Europol announced that 34 individuals who paid for distributed denial-of-service (DDoS) services have been arrested. The organization’s European Cybercrime Center collaborated with the Federal Bureau of Investigation and law enforcement agencies from a swath of other countries to carry out the operation.

Representatives from Australia, Belgium, France, Hungary, Lithuania, the Netherlands, Norway, Portugal, Romania, Spain, Sweden, the United Kingdom, and the United States teamed up to carry out the crackdown. As well as the 34 individuals who were arrested, 100 more were questioned and cautioned between December 5 and Friday, according to a report published on security expert Graham Cluley’s website.

The difference between this and other efforts to quell attacks of this kind is the fact that individuals who paid to have DDoS operations carried out are being targeted, rather than botnet operators. This seems to be an indication that authorities are willing to pursue all elements involved with the practice, rather than focusing on those at the source.

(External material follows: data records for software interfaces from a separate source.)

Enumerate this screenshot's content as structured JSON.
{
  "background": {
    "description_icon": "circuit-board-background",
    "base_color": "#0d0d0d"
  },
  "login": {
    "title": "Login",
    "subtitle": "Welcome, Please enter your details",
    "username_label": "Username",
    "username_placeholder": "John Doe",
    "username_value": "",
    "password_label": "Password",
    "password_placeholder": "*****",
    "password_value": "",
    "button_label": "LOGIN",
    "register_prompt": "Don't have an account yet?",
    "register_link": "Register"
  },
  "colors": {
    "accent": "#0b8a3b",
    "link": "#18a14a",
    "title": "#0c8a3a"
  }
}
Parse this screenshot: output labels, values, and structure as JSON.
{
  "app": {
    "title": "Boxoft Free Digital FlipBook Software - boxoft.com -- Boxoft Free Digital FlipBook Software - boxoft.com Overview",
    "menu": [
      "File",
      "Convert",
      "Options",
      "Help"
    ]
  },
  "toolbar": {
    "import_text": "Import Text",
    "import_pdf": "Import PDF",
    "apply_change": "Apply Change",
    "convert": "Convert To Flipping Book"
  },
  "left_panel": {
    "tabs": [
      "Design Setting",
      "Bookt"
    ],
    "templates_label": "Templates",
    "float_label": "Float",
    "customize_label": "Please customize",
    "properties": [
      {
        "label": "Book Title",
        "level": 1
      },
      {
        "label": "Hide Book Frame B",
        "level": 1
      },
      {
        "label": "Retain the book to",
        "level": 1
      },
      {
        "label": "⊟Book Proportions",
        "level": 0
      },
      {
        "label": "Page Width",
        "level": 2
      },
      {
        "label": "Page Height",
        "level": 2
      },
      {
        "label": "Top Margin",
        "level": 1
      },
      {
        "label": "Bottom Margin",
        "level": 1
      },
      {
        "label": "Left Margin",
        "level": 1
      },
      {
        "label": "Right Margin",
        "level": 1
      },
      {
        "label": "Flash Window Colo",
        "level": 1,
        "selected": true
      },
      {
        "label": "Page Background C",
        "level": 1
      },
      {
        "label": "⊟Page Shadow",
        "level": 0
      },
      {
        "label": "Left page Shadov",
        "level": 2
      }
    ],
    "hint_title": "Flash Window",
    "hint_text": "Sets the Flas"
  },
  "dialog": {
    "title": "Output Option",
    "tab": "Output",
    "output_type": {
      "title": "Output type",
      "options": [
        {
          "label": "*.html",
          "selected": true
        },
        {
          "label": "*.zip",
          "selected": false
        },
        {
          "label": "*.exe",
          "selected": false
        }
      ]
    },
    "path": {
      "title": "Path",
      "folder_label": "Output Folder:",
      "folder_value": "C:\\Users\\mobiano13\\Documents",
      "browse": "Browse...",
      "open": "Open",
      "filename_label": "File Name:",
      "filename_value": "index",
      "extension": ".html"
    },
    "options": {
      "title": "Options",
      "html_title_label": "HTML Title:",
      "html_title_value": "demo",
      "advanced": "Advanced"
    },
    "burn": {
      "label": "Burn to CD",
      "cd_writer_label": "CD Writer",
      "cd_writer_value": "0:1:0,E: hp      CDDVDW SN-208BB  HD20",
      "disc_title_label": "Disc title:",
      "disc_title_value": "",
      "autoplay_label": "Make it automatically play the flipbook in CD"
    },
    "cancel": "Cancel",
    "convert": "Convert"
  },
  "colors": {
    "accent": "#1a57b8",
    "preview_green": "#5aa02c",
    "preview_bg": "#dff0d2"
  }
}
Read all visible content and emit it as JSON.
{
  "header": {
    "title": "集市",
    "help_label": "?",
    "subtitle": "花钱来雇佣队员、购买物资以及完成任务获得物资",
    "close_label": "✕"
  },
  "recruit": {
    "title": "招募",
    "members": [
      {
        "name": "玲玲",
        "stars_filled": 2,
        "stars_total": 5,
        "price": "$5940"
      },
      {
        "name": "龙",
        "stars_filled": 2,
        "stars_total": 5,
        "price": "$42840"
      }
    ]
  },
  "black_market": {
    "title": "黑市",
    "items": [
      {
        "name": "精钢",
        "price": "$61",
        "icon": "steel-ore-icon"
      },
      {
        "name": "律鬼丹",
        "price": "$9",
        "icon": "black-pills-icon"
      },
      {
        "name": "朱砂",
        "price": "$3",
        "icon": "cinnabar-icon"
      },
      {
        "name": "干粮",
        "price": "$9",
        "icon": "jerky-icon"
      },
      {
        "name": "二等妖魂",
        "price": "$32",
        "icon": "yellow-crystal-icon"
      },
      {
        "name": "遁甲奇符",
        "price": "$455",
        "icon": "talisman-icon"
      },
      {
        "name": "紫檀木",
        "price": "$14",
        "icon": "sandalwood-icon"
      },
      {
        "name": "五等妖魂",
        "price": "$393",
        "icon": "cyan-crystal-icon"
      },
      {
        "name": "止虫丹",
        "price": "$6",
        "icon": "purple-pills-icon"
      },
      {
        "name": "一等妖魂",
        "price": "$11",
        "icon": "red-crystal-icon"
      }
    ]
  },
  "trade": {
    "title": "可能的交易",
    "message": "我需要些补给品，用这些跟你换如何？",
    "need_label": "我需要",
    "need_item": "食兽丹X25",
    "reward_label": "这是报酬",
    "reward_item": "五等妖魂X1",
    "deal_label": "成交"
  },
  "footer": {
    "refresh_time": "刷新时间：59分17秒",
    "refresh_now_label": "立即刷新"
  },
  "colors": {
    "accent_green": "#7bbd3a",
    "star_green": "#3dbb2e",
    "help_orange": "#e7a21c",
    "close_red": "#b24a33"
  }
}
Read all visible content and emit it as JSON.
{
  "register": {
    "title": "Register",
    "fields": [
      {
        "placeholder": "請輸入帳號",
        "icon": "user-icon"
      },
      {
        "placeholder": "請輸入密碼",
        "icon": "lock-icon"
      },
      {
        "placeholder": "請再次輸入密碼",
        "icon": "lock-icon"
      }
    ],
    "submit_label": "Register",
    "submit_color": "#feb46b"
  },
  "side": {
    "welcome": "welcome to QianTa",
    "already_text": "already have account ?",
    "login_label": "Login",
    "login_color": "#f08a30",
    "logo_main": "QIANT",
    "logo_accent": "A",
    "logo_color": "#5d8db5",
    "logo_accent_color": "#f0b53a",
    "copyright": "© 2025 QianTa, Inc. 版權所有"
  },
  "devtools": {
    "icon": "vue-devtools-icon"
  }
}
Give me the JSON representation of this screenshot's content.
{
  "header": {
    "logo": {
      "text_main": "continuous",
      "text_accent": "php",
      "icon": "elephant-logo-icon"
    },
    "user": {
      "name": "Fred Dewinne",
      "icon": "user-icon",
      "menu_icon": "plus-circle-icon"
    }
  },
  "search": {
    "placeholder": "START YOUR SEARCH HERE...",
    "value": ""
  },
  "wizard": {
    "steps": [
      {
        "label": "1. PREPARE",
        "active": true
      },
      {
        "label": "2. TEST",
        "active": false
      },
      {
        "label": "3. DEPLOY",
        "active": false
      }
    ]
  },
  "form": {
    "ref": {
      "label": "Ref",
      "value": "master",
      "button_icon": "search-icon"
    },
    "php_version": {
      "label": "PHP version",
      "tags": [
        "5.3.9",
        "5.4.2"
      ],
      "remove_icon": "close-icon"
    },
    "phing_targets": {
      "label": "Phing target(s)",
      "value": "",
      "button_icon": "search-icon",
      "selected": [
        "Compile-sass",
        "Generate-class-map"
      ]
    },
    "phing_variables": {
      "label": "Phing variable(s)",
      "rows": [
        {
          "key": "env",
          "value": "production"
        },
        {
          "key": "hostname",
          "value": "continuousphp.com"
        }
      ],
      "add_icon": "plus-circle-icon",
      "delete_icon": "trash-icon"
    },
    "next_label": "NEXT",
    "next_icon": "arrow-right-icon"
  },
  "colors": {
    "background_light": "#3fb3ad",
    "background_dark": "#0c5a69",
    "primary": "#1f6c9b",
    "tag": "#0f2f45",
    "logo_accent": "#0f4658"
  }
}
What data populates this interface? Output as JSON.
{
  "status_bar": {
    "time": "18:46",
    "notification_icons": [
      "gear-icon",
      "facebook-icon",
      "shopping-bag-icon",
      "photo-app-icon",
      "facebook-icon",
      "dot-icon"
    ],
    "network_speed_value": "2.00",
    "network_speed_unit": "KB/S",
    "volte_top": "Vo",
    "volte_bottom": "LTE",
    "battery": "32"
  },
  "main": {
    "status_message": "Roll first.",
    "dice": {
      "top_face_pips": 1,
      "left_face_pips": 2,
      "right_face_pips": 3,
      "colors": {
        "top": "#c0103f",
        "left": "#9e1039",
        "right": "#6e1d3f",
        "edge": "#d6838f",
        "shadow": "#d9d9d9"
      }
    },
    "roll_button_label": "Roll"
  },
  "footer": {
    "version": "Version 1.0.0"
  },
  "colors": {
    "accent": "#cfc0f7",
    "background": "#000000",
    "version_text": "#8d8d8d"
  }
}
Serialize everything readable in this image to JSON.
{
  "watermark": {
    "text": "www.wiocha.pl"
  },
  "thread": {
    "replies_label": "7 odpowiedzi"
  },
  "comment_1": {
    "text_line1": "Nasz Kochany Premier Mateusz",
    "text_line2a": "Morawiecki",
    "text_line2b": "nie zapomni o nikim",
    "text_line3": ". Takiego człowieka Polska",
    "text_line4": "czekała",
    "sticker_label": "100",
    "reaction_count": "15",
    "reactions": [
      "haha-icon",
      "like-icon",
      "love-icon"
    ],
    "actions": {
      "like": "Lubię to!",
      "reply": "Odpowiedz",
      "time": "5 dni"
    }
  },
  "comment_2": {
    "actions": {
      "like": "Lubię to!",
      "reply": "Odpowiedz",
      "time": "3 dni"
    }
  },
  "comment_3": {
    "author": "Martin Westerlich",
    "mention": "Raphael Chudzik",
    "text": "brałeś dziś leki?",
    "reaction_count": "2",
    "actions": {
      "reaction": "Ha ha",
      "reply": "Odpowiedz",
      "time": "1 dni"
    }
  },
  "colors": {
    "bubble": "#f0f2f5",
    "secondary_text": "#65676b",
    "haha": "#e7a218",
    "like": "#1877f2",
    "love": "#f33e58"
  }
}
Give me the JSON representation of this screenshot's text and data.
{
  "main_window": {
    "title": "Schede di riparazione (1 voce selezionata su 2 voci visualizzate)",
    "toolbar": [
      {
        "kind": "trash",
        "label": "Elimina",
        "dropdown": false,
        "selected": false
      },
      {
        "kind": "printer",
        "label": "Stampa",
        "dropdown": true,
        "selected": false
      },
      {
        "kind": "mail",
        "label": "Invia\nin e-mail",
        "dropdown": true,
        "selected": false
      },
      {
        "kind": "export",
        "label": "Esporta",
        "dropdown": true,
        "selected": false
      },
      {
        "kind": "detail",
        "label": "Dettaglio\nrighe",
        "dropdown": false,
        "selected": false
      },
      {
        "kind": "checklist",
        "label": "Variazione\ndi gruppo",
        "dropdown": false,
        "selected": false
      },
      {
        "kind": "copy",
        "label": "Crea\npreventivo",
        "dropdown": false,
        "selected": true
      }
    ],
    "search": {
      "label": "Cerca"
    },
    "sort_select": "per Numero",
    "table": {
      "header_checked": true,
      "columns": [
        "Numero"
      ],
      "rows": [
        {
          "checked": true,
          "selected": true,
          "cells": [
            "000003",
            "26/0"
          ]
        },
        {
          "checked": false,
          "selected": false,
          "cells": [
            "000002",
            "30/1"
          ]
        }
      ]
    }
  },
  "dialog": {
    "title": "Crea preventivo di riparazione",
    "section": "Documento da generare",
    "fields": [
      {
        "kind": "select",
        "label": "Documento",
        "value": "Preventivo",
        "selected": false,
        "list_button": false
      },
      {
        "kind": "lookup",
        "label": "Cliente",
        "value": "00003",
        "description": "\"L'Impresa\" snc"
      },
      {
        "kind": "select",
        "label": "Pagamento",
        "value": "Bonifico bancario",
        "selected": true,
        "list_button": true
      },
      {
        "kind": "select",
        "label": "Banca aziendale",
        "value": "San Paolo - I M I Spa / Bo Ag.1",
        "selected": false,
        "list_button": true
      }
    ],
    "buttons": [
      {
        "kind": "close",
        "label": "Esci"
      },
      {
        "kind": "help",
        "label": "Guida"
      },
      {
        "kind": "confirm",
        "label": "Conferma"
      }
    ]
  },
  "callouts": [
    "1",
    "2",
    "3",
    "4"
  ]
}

More: Thanks but no thanks: WikiLeaks asks its supporters to stop DDoS attacks

Sean Sharma, a 26-year-old graduate student at the University of Southern California, was among those arrested. Sharma stands accused of using booters and stressers — two types of services that are commonly employed in DDoS attacks — to take a San Francisco-based chat company’s website offline.

Apparently, many of the people who were arrested as part of the operation were under the age of 20. “Many IT enthusiasts get involved in seemingly low-level fringe cybercrime activities from a young age, unaware of the consequences that such crimes carry,” read a statement published by Europol.

This large-scale operation is only the “kick-off” of a prevention campaign being carried out across all the countries involved in the effort. Cybercrime is a growing concern for law enforcement agencies all around the world, so it makes a lot of sense for authorities to reach out to younger people in an effort to prevent them from getting caught up in criminal activities.